However, a February 2017 New York court ruling in the Gordon v. Verizon Communications, Inc. (discussed here), in which an intermediate appellate court reversed the lower court’s rejection of a disclosure-only merger objection lawsuit settlement and remanded the case for an award of plaintiffs’ fees, raised the question of whether or not there might yet be life ahead for disclosure-only settlement in merger objection lawsuits.

In a provocative March 20, 2017 post on the CLS Blue Sky Blog (here), Columbia Law School Professor John Coffee takes a look at the New York court’s Verizon decision, concluding that the decision ensures that “the nuisance suit remains alive and well in New York and should bring the worst of the plaintiff’s bar streaming back to New York.”
Continue Reading Are New York Courts Keeping the World Safe for Nuisance Value Merger Objection Lawsuits?

gavel1In response to concerns that virtually every merger transaction was attracting at least one lawsuit, Delaware’s legislature and judiciary acted to try to cut down on the merger objection litigation in the state’s courts. In 2015, Delaware’s legislature adopted a provision expressly allowing corporations organized under the state’s law to adopt bylaw provisions designating Delaware’s courts as the exclusive forum for shareholder disputes. Delaware’s courts, in a series of decisions culminating in Chancellor Bouchard’s January 2016 decision in Trulia, made it clear that in most cases the courts will no longer support the kind of disclosure-only settlements by which these cases frequently were resolved.

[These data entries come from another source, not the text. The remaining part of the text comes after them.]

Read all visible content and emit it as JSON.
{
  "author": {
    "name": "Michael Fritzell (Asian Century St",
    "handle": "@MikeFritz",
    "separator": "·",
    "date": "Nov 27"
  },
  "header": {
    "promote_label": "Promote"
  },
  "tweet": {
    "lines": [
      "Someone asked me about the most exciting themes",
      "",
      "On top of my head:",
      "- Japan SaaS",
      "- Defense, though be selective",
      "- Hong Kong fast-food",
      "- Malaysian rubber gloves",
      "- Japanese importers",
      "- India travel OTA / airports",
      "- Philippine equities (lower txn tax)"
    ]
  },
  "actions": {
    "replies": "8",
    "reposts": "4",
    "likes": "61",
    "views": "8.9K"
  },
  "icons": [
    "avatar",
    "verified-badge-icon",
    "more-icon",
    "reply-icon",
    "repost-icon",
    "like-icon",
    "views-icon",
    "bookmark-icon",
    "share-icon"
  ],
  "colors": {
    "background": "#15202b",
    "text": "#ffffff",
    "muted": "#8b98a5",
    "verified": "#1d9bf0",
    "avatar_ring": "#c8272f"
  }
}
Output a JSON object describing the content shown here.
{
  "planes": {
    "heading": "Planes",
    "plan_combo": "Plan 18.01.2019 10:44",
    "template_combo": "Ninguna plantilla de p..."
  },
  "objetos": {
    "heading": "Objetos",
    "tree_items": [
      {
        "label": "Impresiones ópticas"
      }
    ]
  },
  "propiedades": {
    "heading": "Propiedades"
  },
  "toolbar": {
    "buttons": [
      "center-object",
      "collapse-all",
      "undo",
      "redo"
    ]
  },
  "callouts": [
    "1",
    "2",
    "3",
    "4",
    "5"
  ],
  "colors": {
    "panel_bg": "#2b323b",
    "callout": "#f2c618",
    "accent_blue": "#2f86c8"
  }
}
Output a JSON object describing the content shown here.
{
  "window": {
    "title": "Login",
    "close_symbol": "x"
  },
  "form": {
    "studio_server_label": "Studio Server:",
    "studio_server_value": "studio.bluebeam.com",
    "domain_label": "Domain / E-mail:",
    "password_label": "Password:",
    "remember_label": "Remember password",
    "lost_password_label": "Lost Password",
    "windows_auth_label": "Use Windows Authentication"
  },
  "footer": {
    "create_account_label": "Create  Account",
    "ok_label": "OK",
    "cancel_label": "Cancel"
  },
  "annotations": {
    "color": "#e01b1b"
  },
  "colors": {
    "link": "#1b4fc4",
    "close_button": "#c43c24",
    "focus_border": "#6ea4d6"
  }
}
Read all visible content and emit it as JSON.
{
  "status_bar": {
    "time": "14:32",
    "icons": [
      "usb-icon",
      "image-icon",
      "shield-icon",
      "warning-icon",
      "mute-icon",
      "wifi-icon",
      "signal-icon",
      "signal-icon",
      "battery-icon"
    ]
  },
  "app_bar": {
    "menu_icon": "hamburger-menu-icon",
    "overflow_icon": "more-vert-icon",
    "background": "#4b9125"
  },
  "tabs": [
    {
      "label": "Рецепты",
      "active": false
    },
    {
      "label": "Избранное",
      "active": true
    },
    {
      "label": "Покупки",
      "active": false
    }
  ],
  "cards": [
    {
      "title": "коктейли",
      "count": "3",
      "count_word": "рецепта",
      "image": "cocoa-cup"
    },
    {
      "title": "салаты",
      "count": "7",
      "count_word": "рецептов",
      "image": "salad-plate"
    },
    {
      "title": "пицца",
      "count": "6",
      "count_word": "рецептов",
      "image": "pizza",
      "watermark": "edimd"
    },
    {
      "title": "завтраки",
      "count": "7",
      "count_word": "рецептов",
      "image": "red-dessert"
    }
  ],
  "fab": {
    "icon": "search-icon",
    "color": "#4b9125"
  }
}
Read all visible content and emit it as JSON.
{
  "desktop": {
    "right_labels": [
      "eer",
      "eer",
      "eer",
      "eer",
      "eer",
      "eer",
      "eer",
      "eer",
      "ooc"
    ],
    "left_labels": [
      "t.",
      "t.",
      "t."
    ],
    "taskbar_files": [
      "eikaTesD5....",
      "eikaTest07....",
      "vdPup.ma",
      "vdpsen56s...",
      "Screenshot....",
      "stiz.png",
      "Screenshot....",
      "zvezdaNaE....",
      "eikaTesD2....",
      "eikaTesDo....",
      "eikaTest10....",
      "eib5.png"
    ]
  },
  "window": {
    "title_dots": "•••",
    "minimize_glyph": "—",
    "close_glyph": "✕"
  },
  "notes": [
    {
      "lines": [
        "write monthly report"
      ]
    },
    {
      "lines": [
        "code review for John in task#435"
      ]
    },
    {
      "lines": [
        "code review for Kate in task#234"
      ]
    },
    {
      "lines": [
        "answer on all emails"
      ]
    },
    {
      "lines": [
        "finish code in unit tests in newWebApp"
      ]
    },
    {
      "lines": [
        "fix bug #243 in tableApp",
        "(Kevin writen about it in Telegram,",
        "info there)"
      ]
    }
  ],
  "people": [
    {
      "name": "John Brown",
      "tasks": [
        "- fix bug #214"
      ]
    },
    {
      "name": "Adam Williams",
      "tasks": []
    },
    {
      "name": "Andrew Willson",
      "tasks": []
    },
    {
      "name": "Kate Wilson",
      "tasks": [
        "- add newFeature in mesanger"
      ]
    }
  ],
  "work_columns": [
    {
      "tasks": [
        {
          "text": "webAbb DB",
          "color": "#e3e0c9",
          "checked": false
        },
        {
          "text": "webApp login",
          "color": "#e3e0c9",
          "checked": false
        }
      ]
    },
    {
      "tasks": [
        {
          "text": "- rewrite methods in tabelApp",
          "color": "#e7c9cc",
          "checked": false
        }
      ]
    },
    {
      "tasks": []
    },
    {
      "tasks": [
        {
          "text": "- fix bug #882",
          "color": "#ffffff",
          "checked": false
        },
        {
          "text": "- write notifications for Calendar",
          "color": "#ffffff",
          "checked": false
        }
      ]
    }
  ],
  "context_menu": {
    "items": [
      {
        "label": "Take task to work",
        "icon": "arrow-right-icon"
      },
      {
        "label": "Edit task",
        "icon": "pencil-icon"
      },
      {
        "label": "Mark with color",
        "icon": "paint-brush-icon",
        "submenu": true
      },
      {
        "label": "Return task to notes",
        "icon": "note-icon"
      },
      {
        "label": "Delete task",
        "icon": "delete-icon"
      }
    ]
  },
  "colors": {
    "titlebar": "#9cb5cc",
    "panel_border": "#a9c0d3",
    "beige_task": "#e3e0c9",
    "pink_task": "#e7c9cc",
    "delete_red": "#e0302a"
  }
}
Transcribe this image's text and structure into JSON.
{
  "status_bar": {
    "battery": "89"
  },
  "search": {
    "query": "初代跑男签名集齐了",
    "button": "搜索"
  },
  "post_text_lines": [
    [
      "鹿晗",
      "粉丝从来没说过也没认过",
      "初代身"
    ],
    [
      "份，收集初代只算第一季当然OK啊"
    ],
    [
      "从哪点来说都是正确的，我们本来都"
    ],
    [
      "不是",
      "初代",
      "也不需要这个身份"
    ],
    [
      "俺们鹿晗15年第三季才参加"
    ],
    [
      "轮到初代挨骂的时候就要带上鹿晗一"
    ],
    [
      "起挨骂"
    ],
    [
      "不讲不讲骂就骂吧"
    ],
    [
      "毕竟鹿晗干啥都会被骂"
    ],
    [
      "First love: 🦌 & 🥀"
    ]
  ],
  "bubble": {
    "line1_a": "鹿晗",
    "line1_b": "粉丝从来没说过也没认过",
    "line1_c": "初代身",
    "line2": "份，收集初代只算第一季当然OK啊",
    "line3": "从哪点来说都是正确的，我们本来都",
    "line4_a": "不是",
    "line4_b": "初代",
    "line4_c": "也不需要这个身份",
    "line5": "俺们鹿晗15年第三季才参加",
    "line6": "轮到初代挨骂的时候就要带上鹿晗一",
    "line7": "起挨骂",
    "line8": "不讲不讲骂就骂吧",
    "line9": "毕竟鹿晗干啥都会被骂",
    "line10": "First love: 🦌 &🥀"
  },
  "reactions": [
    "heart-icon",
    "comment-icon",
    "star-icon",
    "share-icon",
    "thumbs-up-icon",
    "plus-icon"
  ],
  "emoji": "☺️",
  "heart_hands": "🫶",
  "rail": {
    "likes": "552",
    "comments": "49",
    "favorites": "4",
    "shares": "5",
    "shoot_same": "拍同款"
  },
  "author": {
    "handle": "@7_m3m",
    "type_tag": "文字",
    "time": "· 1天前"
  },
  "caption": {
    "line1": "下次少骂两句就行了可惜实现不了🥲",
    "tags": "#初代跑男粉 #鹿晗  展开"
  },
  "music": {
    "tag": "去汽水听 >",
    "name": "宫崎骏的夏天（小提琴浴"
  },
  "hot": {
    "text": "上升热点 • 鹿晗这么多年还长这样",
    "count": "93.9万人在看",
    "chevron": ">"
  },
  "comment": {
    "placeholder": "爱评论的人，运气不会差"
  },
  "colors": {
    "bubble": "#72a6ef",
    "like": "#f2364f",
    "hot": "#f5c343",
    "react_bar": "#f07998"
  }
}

But what has the impact of these changes been? That is the subject of a February 23, 2017 paper entitled “The Shifting Tides of Merger Litigation” (here) written by Matthew Cain of the SEC; U. Penn. Law Professor Jill Fisch; U.Cal. Berkeley Law Professor Steven Davidoff Solomon; and Vanderbilt Law Professor Randall Thomas. The authors conclude that there has been “a tidal wave of change in the merger objection litigation industry.”
Continue Reading A “Tidal Wave of Change” in Merger Objection Litigation

new yorkAfter the Delaware courts in a series of decisions culminating in the January 2016 ruling in the Trulia case showed their hostility to disclosure-only settlements of merger objection lawsuits, commentators asked whether this development might mean the end of the merger objection lawsuit curse. Since that Delaware court’s decision in the Trulia case, plaintiffs’ lawyers increasingly are filing merger objection lawsuits outside Delaware, primarily in federal court. This shift in turn raises the question of the extent to which the courts in other jurisdictions will follow the principles the Delaware court set out in the Trulia case. The jurisdictional shift also raises larger cases about the future direction of merger objection litigation. A recent decision from a New York intermediate appellate court provides important perspective on many of these questions.

A February 2, 2017 opinion from the New York Appellate Divisions, First Department, applying New York law, reversed a lower court’s rejection of the disclosure-only settlement of a suit that had been filed in connection with Verizon’s proposed acquisition of Vodafone subsidiaries holding ownership interests in Verizon Wireless. The decision expressly considered the Delaware courts’ concerns in Trulia and other cases about disclosure-only settlements, but nevertheless not only reversed the lower court’s rejection of the settlement, but remanded the case for the lower court to consider a fee award for the plaintiffs’ counsel. The New York court’s decision in the Verizon case presents a number of interesting and important suggestions the future direction of merger objection lawsuits.  The New York appellate court’s opinion can be found here.
Continue Reading Latest Twist in the Merger Objection Lawsuit Saga: New York Appellate Court Approves Disclosure-Only Settlement